Let’s demonstrate a 2round Feistel network. This applies the Feistel round function twice. At the end we swap the parts.
$$
\begin{array}{lll}
\textrm{Encryption, at the start:} \\\\
L_0 &=& A, \\
R_0 &=& B \\\\
\textrm{After the first round:} \\\\
L_1 &=& R_0, \\
R_1 &=& L_0 \oplus f(R_0, K_0) \\\\
\textrm{After the second round:} \\\\
L_2 &=& R_1, \\
R_2 &=& L_1 \oplus f(R_1, K_1) \\\\
\textrm{After the rounds are done, swap to produce result C} \\\\
C &=& R_2 \mathbin\Vert L_2
\end{array}
$$
Given output $C$, apply the process in reverse, ensuring that the Feistel functions and round keys are applied in reverse.
$$
\begin{array}{rcl}
\textrm{Decryption, at the start:} \\\\
T_0 &=& R_2\\
U_0 &=& L_2 \\\\
\textrm{After the first round:} \\\\
T_1 &=& U_0 \\
U_1 &=& T_0 \oplus f(U_0, K_1) \\\\
\textrm{After the second round:} \\\\
T_2 &=& U_1 \\
U_2 &=& T_1 \oplus f(U_1, K_0) \\\\
\textrm{After the rounds are done, swap to produce result Q:} \\\\
Q &=& U_2 \mathbin\Vert T_2 \\\\
\end{array}
$$
Now we simplify $Q$ (the encryptedthendecrypted value) and demonstrate it is equal to $M$ (the original input).
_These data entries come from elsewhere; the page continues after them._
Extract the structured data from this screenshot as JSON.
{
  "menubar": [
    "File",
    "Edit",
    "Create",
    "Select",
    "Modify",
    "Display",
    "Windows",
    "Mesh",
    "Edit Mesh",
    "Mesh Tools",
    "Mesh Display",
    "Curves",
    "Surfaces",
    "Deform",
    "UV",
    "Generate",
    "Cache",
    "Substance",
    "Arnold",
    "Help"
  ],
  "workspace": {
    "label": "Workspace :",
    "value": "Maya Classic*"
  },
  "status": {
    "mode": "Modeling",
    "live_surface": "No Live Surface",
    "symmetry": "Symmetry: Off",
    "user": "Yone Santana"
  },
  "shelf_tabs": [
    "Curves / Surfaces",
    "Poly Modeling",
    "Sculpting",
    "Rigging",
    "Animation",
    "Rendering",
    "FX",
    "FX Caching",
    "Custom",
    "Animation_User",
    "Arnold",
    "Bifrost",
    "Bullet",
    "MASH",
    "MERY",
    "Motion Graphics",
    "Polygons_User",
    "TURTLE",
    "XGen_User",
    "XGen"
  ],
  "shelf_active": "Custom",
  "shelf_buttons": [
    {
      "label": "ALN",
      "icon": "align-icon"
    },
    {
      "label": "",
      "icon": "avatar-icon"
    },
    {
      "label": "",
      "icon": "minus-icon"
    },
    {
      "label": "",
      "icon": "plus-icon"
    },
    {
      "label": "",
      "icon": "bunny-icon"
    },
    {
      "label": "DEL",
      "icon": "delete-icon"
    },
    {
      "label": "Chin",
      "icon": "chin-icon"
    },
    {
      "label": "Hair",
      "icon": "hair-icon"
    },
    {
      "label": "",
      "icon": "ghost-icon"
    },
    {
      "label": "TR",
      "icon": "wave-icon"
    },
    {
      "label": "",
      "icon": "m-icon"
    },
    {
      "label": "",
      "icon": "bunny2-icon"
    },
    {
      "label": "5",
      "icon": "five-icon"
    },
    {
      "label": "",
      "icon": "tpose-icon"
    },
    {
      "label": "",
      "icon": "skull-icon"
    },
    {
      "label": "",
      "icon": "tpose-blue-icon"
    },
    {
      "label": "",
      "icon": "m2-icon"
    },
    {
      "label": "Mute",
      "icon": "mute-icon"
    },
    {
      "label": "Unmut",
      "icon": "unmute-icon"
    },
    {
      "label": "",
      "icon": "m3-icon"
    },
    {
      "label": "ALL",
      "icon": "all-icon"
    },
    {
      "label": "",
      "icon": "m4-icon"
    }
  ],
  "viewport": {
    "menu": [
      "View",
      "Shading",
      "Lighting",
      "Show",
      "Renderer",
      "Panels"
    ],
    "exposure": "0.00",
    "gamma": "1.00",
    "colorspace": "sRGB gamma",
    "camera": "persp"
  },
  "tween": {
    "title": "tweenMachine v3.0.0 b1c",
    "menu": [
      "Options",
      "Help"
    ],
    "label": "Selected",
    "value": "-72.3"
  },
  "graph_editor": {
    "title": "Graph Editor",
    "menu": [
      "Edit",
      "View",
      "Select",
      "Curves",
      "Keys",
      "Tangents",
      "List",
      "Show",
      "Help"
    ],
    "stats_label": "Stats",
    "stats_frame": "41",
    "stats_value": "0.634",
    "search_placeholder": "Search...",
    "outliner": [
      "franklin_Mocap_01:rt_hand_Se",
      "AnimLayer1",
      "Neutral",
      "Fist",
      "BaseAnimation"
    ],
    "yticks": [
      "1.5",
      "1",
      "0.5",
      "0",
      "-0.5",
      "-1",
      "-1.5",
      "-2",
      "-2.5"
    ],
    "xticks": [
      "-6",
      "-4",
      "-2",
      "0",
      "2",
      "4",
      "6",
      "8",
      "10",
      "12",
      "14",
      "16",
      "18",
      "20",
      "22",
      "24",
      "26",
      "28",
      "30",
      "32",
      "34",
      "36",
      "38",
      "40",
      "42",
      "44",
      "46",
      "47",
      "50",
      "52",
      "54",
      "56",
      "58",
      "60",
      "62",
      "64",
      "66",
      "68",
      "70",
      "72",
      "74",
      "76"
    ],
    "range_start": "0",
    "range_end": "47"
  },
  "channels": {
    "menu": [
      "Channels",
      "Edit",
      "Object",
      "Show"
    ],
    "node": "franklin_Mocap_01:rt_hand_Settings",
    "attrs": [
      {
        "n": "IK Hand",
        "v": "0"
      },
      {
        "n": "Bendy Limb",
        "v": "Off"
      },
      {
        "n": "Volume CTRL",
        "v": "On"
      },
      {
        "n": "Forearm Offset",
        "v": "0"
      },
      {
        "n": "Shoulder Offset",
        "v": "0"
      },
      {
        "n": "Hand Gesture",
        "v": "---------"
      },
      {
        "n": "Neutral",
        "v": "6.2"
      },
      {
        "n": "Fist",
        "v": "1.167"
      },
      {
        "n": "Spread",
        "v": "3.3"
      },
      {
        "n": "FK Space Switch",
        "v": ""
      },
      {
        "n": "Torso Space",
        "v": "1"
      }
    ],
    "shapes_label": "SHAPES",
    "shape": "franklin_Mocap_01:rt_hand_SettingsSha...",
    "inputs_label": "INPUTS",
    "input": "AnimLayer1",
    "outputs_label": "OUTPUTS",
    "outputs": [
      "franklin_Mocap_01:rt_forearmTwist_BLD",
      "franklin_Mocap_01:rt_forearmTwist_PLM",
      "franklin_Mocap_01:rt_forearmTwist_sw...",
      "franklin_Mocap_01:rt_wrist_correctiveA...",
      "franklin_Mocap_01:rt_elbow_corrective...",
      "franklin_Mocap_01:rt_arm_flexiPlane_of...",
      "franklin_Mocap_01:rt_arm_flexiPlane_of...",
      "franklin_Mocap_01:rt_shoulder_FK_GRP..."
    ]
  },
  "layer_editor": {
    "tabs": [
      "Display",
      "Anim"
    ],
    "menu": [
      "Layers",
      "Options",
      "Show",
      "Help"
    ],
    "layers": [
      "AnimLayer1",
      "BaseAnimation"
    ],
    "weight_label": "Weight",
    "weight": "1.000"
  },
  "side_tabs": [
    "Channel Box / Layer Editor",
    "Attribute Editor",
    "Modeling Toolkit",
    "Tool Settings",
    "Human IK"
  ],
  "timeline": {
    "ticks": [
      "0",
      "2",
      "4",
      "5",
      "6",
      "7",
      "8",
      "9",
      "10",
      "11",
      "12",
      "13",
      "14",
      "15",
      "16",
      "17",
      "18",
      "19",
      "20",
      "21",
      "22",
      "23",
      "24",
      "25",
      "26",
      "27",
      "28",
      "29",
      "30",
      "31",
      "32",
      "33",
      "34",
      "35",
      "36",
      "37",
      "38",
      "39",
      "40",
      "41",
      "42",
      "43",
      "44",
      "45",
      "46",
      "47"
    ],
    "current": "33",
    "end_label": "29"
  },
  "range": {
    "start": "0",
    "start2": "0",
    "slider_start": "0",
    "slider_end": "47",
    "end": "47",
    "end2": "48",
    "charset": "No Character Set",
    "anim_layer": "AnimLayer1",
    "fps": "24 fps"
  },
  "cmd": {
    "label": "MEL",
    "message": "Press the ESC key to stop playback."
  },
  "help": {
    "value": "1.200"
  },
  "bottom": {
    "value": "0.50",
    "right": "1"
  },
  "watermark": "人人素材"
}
$$
\begin{array}{rcl}
Q &=& \overbrace{T_1 \oplus f(U_1, K_0)}^{U_2} \mathbin\Vert \overbrace{U_1}^{T_2} \\
&=& U_0 \oplus f(T_0 \oplus f(U_0, K_1), K_0) \mathbin\Vert T_0 \oplus f(U_0, K_1) \\
&=& L_2 \oplus f(R_2 \oplus f(L_2, K_1), K_0) \mathbin\Vert R_2 \oplus f(L_2, K_1) \\
&=& R_1 \oplus f(L_1 \oplus \overbrace{f(R_1, K_1) \oplus f(R_1, K_1)}^{0}, K_0) \mathbin\Vert L_1 \oplus \overbrace{f(R_1, K_1) \oplus f(R_1, K_1)}^{0} \\
&=& R_1 \oplus f(\overbrace{L_1 \oplus 0}^{L_1}, K_0) \mathbin\Vert \overbrace{L_1 \oplus 0}^{L_1} \\
&=& R_1 \oplus f(L_1, K_0) \mathbin\Vert L_1 \\
&=& L_0 \oplus \overbrace{f(R_0, K_0) \oplus f(R_0, K_0)}^{0} \mathbin\Vert R_0 \\
&=& L_0 \mathbin\Vert R_0 \\
&=& A \mathbin\Vert B \\
&=& P\qquad_{\square}
\end{array}
$$
This applies to any number of Feistel rounds.